Hawaiian language and culture are emphasized throughout, ranging from before statehood and during martial law to modern day women's prisons.
Sixteen documents, including slave bills of sale, tell the cruel story of the enslaved lives that were listed in ledgers.
During the Cold War, philanthropic paternalism put Mexican American grassroots activists in the American Southwest at odds with East Coast funding institutions.
Rumors that enslaved Black New Yorkers were planning a revolt spread across Manhattan even more quickly than fires for which they were being blamed.
In the late 1960s, gubernatorial candidate Ronald Reagan made political hay by picking a fight with UC Berkeley over student protest and tenured “radicals.”
Eugene Debs campaigned for both president and prison reform from a federal penitentiary.
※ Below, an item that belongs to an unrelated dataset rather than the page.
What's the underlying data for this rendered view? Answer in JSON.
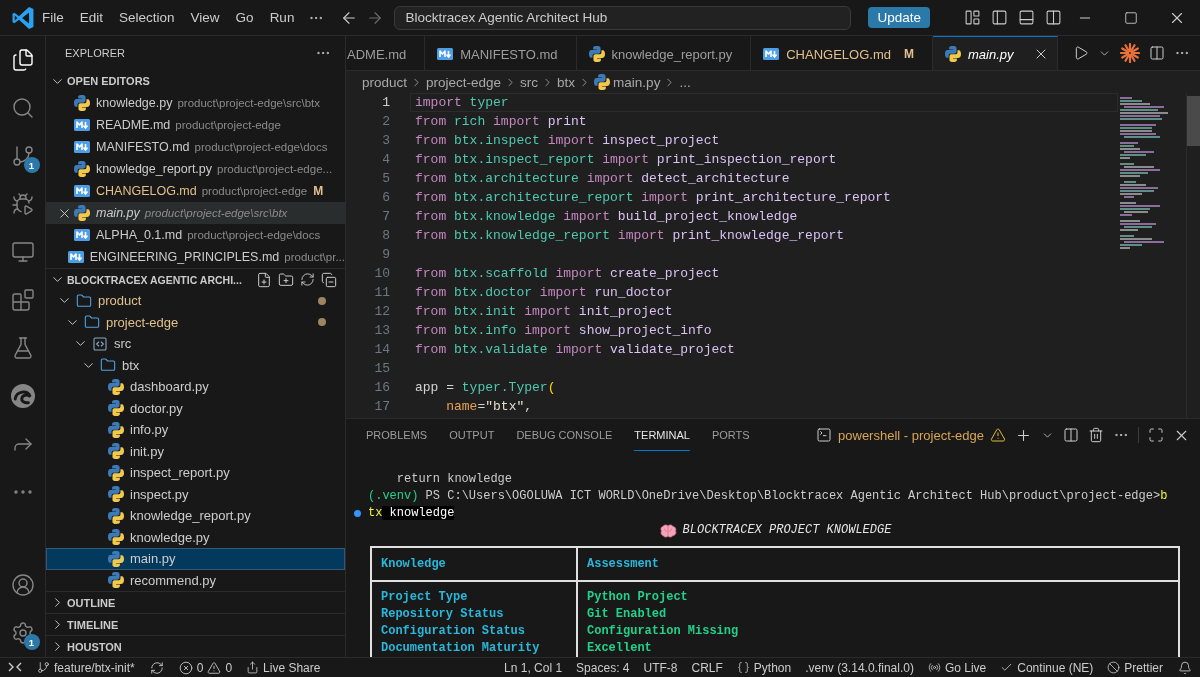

His critiques of the prison system still resonate.
Prohibition—and its newly created underground economy—changed the way women lived, worked, and socialized.
Revelations about secret government programs after Kennedy’s assassination increased the power of conspiracy theories and the fervor of those who set out to expose them.
During World War I, the American Library Association built libraries on military training camps in a project that championed patriotism, literacy, and self-improvement.
A writer for the Baltimore Sun compared Hitler to the sixteenth-century Catholic Saint Ignatius. Archbishop Curley had something to say about that.